%%
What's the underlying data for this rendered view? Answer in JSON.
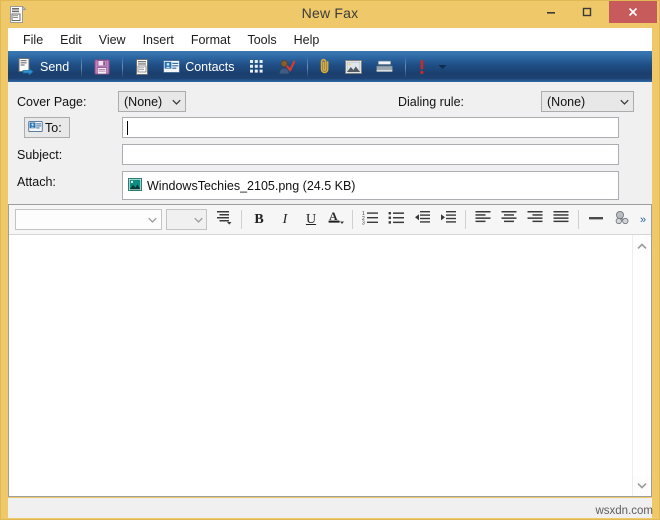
{
  "window": {
    "title": "New Fax",
    "icon": "fax-document-icon",
    "frame_color": "#EFC969",
    "caption_buttons": [
      {
        "name": "minimize",
        "glyph": "–"
      },
      {
        "name": "maximize",
        "glyph": "□"
      },
      {
        "name": "close",
        "glyph": "✕",
        "color": "#C75B5B"
      }
    ]
  },
  "menubar": {
    "items": [
      {
        "label": "File"
      },
      {
        "label": "Edit"
      },
      {
        "label": "View"
      },
      {
        "label": "Insert"
      },
      {
        "label": "Format"
      },
      {
        "label": "Tools"
      },
      {
        "label": "Help"
      }
    ]
  },
  "toolbar": {
    "background": "#1f4e86",
    "items": [
      {
        "type": "button",
        "icon": "send-fax-icon",
        "label": "Send"
      },
      {
        "type": "separator"
      },
      {
        "type": "button",
        "icon": "save-floppy-icon",
        "label": ""
      },
      {
        "type": "separator"
      },
      {
        "type": "button",
        "icon": "cover-page-icon",
        "label": ""
      },
      {
        "type": "button",
        "icon": "contacts-card-icon",
        "label": "Contacts"
      },
      {
        "type": "button",
        "icon": "dial-pad-icon",
        "label": ""
      },
      {
        "type": "button",
        "icon": "check-names-icon",
        "label": ""
      },
      {
        "type": "separator"
      },
      {
        "type": "button",
        "icon": "attach-paperclip-icon",
        "label": ""
      },
      {
        "type": "button",
        "icon": "insert-picture-icon",
        "label": ""
      },
      {
        "type": "button",
        "icon": "scanner-icon",
        "label": ""
      },
      {
        "type": "separator"
      },
      {
        "type": "button",
        "icon": "high-priority-icon",
        "label": ""
      },
      {
        "type": "button",
        "icon": "chevron-down-icon",
        "label": ""
      }
    ]
  },
  "fields": {
    "cover_page_label": "Cover Page:",
    "cover_page_value": "(None)",
    "dialing_rule_label": "Dialing rule:",
    "dialing_rule_value": "(None)",
    "to_button_label": "To:",
    "to_value": "",
    "subject_label": "Subject:",
    "subject_value": "",
    "attach_label": "Attach:",
    "attachment": {
      "icon": "image-file-icon",
      "name": "WindowsTechies_2105.png (24.5 KB)"
    }
  },
  "format_toolbar": {
    "font_name": "",
    "font_size": "",
    "buttons": [
      {
        "name": "paragraph-style-icon",
        "glyph": "≡"
      },
      {
        "name": "bold-button",
        "glyph": "B"
      },
      {
        "name": "italic-button",
        "glyph": "I"
      },
      {
        "name": "underline-button",
        "glyph": "U"
      },
      {
        "name": "font-color-button",
        "glyph": "A"
      },
      {
        "name": "numbered-list-button",
        "glyph": "1."
      },
      {
        "name": "bulleted-list-button",
        "glyph": "•"
      },
      {
        "name": "decrease-indent-button",
        "glyph": "←"
      },
      {
        "name": "increase-indent-button",
        "glyph": "→"
      },
      {
        "name": "align-left-button",
        "glyph": "≡"
      },
      {
        "name": "align-center-button",
        "glyph": "≡"
      },
      {
        "name": "align-right-button",
        "glyph": "≡"
      },
      {
        "name": "justify-button",
        "glyph": "≡"
      },
      {
        "name": "horizontal-rule-button",
        "glyph": "—"
      },
      {
        "name": "insert-link-button",
        "glyph": "⚭"
      },
      {
        "name": "overflow-button",
        "glyph": "»"
      }
    ]
  },
  "body": {
    "text": ""
  },
  "scrollbar": {
    "up_glyph": "∧",
    "down_glyph": "∨"
  },
  "watermark": "wsxdn.com"
}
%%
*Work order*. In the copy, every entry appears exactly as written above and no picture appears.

*Response to this exercise*.
What's the underlying data for this rendered view? Answer in JSON.
{
  "window": {
    "title": "New Fax",
    "icon": "fax-document-icon",
    "frame_color": "#EFC969",
    "caption_buttons": [
      {
        "name": "minimize",
        "glyph": "–"
      },
      {
        "name": "maximize",
        "glyph": "□"
      },
      {
        "name": "close",
        "glyph": "✕",
        "color": "#C75B5B"
      }
    ]
  },
  "menubar": {
    "items": [
      {
        "label": "File"
      },
      {
        "label": "Edit"
      },
      {
        "label": "View"
      },
      {
        "label": "Insert"
      },
      {
        "label": "Format"
      },
      {
        "label": "Tools"
      },
      {
        "label": "Help"
      }
    ]
  },
  "toolbar": {
    "background": "#1f4e86",
    "items": [
      {
        "type": "button",
        "icon": "send-fax-icon",
        "label": "Send"
      },
      {
        "type": "separator"
      },
      {
        "type": "button",
        "icon": "save-floppy-icon",
        "label": ""
      },
      {
        "type": "separator"
      },
      {
        "type": "button",
        "icon": "cover-page-icon",
        "label": ""
      },
      {
        "type": "button",
        "icon": "contacts-card-icon",
        "label": "Contacts"
      },
      {
        "type": "button",
        "icon": "dial-pad-icon",
        "label": ""
      },
      {
        "type": "button",
        "icon": "check-names-icon",
        "label": ""
      },
      {
        "type": "separator"
      },
      {
        "type": "button",
        "icon": "attach-paperclip-icon",
        "label": ""
      },
      {
        "type": "button",
        "icon": "insert-picture-icon",
        "label": ""
      },
      {
        "type": "button",
        "icon": "scanner-icon",
        "label": ""
      },
      {
        "type": "separator"
      },
      {
        "type": "button",
        "icon": "high-priority-icon",
        "label": ""
      },
      {
        "type": "button",
        "icon": "chevron-down-icon",
        "label": ""
      }
    ]
  },
  "fields": {
    "cover_page_label": "Cover Page:",
    "cover_page_value": "(None)",
    "dialing_rule_label": "Dialing rule:",
    "dialing_rule_value": "(None)",
    "to_button_label": "To:",
    "to_value": "",
    "subject_label": "Subject:",
    "subject_value": "",
    "attach_label": "Attach:",
    "attachment": {
      "icon": "image-file-icon",
      "name": "WindowsTechies_2105.png (24.5 KB)"
    }
  },
  "format_toolbar": {
    "font_name": "",
    "font_size": "",
    "buttons": [
      {
        "name": "paragraph-style-icon",
        "glyph": "≡"
      },
      {
        "name": "bold-button",
        "glyph": "B"
      },
      {
        "name": "italic-button",
        "glyph": "I"
      },
      {
        "name": "underline-button",
        "glyph": "U"
      },
      {
        "name": "font-color-button",
        "glyph": "A"
      },
      {
        "name": "numbered-list-button",
        "glyph": "1."
      },
      {
        "name": "bulleted-list-button",
        "glyph": "•"
      },
      {
        "name": "decrease-indent-button",
        "glyph": "←"
      },
      {
        "name": "increase-indent-button",
        "glyph": "→"
      },
      {
        "name": "align-left-button",
        "glyph": "≡"
      },
      {
        "name": "align-center-button",
        "glyph": "≡"
      },
      {
        "name": "align-right-button",
        "glyph": "≡"
      },
      {
        "name": "justify-button",
        "glyph": "≡"
      },
      {
        "name": "horizontal-rule-button",
        "glyph": "—"
      },
      {
        "name": "insert-link-button",
        "glyph": "⚭"
      },
      {
        "name": "overflow-button",
        "glyph": "»"
      }
    ]
  },
  "body": {
    "text": ""
  },
  "scrollbar": {
    "up_glyph": "∧",
    "down_glyph": "∨"
  },
  "watermark": "wsxdn.com"
}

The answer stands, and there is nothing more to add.